## Directions
Extract the entries in their exact form.

## Provided data
== Segment start ==

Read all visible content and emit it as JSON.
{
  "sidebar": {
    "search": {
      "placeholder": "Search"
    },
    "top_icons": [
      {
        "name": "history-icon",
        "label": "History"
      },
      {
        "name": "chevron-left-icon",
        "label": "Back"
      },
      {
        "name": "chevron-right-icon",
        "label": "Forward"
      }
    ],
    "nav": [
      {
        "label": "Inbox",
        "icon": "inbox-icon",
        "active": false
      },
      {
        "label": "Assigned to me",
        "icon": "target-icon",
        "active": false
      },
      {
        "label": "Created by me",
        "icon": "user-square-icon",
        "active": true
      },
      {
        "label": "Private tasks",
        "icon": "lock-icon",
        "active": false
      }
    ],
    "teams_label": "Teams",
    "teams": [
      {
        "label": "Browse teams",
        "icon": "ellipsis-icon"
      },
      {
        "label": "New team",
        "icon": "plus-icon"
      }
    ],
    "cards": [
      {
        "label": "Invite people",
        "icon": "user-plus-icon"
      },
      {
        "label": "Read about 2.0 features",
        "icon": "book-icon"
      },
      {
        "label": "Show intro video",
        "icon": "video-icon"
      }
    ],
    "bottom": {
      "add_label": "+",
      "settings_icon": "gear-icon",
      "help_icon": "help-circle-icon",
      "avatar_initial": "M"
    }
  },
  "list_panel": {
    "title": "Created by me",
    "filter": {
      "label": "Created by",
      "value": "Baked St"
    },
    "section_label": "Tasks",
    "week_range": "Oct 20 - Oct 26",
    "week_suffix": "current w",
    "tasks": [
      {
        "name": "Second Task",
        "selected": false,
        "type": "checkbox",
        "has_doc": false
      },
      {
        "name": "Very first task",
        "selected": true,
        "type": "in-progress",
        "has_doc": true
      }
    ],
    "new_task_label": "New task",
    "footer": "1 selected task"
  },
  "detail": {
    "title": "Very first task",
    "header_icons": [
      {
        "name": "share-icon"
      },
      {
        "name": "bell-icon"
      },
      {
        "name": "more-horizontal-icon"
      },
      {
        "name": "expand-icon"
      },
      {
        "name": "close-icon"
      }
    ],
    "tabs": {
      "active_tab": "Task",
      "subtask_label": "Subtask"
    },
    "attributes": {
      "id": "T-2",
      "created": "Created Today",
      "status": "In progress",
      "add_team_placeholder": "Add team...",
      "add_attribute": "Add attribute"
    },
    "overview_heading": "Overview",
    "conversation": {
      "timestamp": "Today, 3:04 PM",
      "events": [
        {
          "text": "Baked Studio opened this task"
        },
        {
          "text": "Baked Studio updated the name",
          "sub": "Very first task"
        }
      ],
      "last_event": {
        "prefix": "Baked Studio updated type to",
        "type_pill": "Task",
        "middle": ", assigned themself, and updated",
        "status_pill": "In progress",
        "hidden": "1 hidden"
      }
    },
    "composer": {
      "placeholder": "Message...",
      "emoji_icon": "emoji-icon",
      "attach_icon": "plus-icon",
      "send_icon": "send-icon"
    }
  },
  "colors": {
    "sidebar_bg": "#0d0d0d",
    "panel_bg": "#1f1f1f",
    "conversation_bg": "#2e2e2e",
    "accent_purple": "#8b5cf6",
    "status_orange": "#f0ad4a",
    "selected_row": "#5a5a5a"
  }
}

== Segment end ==

## Task output
Read all visible content and emit it as JSON.
{
  "sidebar": {
    "search": {
      "placeholder": "Search"
    },
    "top_icons": [
      {
        "name": "history-icon",
        "label": "History"
      },
      {
        "name": "chevron-left-icon",
        "label": "Back"
      },
      {
        "name": "chevron-right-icon",
        "label": "Forward"
      }
    ],
    "nav": [
      {
        "label": "Inbox",
        "icon": "inbox-icon",
        "active": false
      },
      {
        "label": "Assigned to me",
        "icon": "target-icon",
        "active": false
      },
      {
        "label": "Created by me",
        "icon": "user-square-icon",
        "active": true
      },
      {
        "label": "Private tasks",
        "icon": "lock-icon",
        "active": false
      }
    ],
    "teams_label": "Teams",
    "teams": [
      {
        "label": "Browse teams",
        "icon": "ellipsis-icon"
      },
      {
        "label": "New team",
        "icon": "plus-icon"
      }
    ],
    "cards": [
      {
        "label": "Invite people",
        "icon": "user-plus-icon"
      },
      {
        "label": "Read about 2.0 features",
        "icon": "book-icon"
      },
      {
        "label": "Show intro video",
        "icon": "video-icon"
      }
    ],
    "bottom": {
      "add_label": "+",
      "settings_icon": "gear-icon",
      "help_icon": "help-circle-icon",
      "avatar_initial": "M"
    }
  },
  "list_panel": {
    "title": "Created by me",
    "filter": {
      "label": "Created by",
      "value": "Baked St"
    },
    "section_label": "Tasks",
    "week_range": "Oct 20 - Oct 26",
    "week_suffix": "current w",
    "tasks": [
      {
        "name": "Second Task",
        "selected": false,
        "type": "checkbox",
        "has_doc": false
      },
      {
        "name": "Very first task",
        "selected": true,
        "type": "in-progress",
        "has_doc": true
      }
    ],
    "new_task_label": "New task",
    "footer": "1 selected task"
  },
  "detail": {
    "title": "Very first task",
    "header_icons": [
      {
        "name": "share-icon"
      },
      {
        "name": "bell-icon"
      },
      {
        "name": "more-horizontal-icon"
      },
      {
        "name": "expand-icon"
      },
      {
        "name": "close-icon"
      }
    ],
    "tabs": {
      "active_tab": "Task",
      "subtask_label": "Subtask"
    },
    "attributes": {
      "id": "T-2",
      "created": "Created Today",
      "status": "In progress",
      "add_team_placeholder": "Add team...",
      "add_attribute": "Add attribute"
    },
    "overview_heading": "Overview",
    "conversation": {
      "timestamp": "Today, 3:04 PM",
      "events": [
        {
          "text": "Baked Studio opened this task"
        },
        {
          "text": "Baked Studio updated the name",
          "sub": "Very first task"
        }
      ],
      "last_event": {
        "prefix": "Baked Studio updated type to",
        "type_pill": "Task",
        "middle": ", assigned themself, and updated",
        "status_pill": "In progress",
        "hidden": "1 hidden"
      }
    },
    "composer": {
      "placeholder": "Message...",
      "emoji_icon": "emoji-icon",
      "attach_icon": "plus-icon",
      "send_icon": "send-icon"
    }
  },
  "colors": {
    "sidebar_bg": "#0d0d0d",
    "panel_bg": "#1f1f1f",
    "conversation_bg": "#2e2e2e",
    "accent_purple": "#8b5cf6",
    "status_orange": "#f0ad4a",
    "selected_row": "#5a5a5a"
  }
}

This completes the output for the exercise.